In one of his few starring roles, Ted Raimi plays the eponymous Dennis Skinner, the mild-mannered serial killer. We join a cross-country spree in process as Skinner boards at the home of Geoff (David Warshofsky) and Kerry Tate (
Ted Raimi is perfectly cast. Skinner himself is nearly a cipher, his personality largely unknown. What we do know about his past is vague at best; he drifts comfortably, his crimes unnoticed because of not only his preferred targets but also his unassuming demeanor. His politeness and quirky sense are humor are totally affected however, a strategic act. Whoever the “real” Dennis Skinner is, the audience never knows. Following Skinner is Traci Lords as Heidi, a prostitute who survived Skinner’s blade. Heidi’s skin is disfigured, horribly scarred, and she hides half her face behind a blonde wig. Lords’ performance is typically bad here, her vocal and physical handicaps poorly played; she can’t even limp convincingly. Heidi stays in a rundown hotel near the Tate home, spied on by creep hotel owner Eddie (Richard Schiff, an actor this film is lucky to have in a supporting role).
The camera, music and pacing of Skinner remind of Cemetery Man, and like that film, Skinner revels in moments of awkwardness. The dialog in Skinner has an eerie, subtle layer of echo. The score--by third-wave industrial band Contagion--is dated but nevertheless effective. Stylistically this film is better than it ought to be, considering that besides Skinner, director Ivan Nagy has only directed soft-core porn and bad television. Skinner almost looks like a Skinemax movie sometimes, except that there’s no sex, only bad vibes. Considering the script (by Paul Hart-Wilden), it’s ironic that Ivan Nagy dated Heidi Fleiss, and was suspected of being a former pimp himself. Wow!

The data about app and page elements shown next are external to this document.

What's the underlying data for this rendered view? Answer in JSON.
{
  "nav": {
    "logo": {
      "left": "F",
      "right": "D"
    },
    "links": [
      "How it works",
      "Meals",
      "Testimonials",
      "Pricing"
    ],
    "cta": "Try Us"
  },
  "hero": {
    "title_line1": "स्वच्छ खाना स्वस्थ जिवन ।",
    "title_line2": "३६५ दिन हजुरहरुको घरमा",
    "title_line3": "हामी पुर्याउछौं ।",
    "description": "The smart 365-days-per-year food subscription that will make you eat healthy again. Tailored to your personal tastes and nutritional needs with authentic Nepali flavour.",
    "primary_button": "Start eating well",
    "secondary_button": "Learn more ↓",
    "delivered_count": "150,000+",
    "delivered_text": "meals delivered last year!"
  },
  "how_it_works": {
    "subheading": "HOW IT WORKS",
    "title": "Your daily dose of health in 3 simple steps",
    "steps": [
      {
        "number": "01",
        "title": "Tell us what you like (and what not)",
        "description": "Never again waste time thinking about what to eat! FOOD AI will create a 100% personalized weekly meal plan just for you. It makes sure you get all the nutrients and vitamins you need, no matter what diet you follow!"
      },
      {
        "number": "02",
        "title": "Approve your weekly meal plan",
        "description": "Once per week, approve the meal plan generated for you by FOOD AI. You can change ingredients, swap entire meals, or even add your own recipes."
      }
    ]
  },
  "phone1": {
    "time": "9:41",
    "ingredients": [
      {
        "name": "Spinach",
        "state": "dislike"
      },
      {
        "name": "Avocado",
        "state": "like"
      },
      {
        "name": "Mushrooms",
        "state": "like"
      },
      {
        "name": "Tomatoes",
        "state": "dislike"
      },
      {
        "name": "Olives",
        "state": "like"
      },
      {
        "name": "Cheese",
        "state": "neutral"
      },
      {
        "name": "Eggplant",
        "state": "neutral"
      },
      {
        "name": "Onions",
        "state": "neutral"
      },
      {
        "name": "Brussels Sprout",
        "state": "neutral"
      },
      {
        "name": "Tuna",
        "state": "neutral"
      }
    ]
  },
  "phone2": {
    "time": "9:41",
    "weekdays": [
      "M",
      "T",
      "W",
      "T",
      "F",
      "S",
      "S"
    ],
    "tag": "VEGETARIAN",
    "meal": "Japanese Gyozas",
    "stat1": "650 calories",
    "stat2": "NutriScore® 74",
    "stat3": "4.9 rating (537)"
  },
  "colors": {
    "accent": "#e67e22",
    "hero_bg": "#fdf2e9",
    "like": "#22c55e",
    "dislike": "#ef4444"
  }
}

The awkwardness of Skinner comes mainly from its characters and their interactions. This has something to do with the three principle performers.
Most of the violence here is elliptical, or at least happens off-screen. Skinner will lead a woman into an alley, a quick flash of violence will be seen, and then Skinner will emerge from the alley alone. While the torture and violence is left to the viewer’s imagination, Skinner contains much gore, courtesy of KNB EFX Group. In one disturbing sequence, Skinner is harassed by his coworkers at the factory. An ex-boxer named Earl (Dewayne Williams) slams Skinner against a locker, calling him a “loon.” In the next scene we see Skinner exiting the building at night, wearing Earl’s skin. Skinner begins to mock Earl, punching the air and repeating his catch-phrase: “I could’a’ knocked Tyson out!”
The factory is host to the film’s final sequence, the showdown between Heidi and Skinner. Geoff leads Heidi to the factory, where Skinner is holding Kerry hostage. Ineffectual because of her bum leg, Heidi is overpowered by Skinner. Hearing the commotion, an ancient night-watchman (Time Winters) feebly fires his gun in dumb desperation, fatally wounding Heidi and nearly hitting Kerry. He only manages to shoot Skinner in the leg. In the film’s final, frightening moment, Skinner—his arm around the dying Heidi—chuckles, “They love people like me.” He may be referring to the media, to his unsuspecting victims, or just to people in general. The construct he hides behind enables his brutal lifestyle; Skinner is conscious of this, and seems to find it hilarious. While this would have been a fine ending, Skinner perplexes with its final line (this is becoming an October Ordeal trend): “Doesn’t it just make you wanna scream, doesn’t it make you wanna rip a good one out!?” With this, Heidi screams her last scream and Skinner fades to credits.